● **Information supplied**:
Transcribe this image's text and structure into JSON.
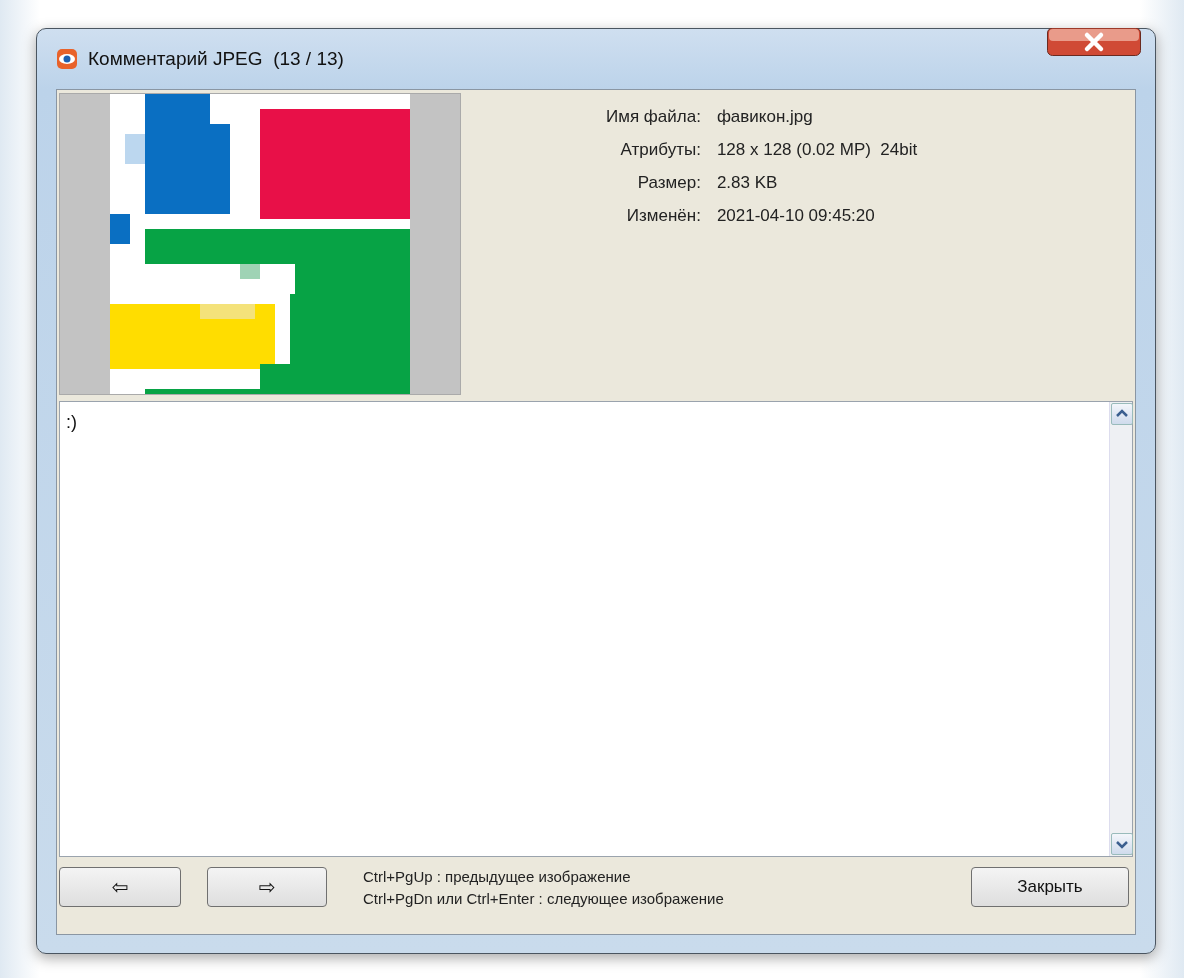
{
  "window": {
    "title": "Комментарий JPEG  (13 / 13)"
  },
  "info": [
    {
      "label": "Имя файла:",
      "value": "фавикон.jpg"
    },
    {
      "label": "Атрибуты:",
      "value": "128 x 128 (0.02 MP)  24bit"
    },
    {
      "label": "Размер:",
      "value": "2.83 KB"
    },
    {
      "label": "Изменён:",
      "value": "2021-04-10 09:45:20"
    }
  ],
  "comment": {
    "value": ":)"
  },
  "nav_buttons": [
    "⇦",
    "⇨"
  ],
  "hints": [
    "Ctrl+PgUp : предыдущее изображение",
    "Ctrl+PgDn или Ctrl+Enter : следующее изображение"
  ],
  "close_button": {
    "label": "Закрыть"
  }
}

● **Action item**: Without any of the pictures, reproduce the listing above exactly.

● **Expected answer**:
Transcribe this image's text and structure into JSON.
{
  "window": {
    "title": "Комментарий JPEG  (13 / 13)"
  },
  "info": [
    {
      "label": "Имя файла:",
      "value": "фавикон.jpg"
    },
    {
      "label": "Атрибуты:",
      "value": "128 x 128 (0.02 MP)  24bit"
    },
    {
      "label": "Размер:",
      "value": "2.83 KB"
    },
    {
      "label": "Изменён:",
      "value": "2021-04-10 09:45:20"
    }
  ],
  "comment": {
    "value": ":)"
  },
  "nav_buttons": [
    "⇦",
    "⇨"
  ],
  "hints": [
    "Ctrl+PgUp : предыдущее изображение",
    "Ctrl+PgDn или Ctrl+Enter : следующее изображение"
  ],
  "close_button": {
    "label": "Закрыть"
  }
}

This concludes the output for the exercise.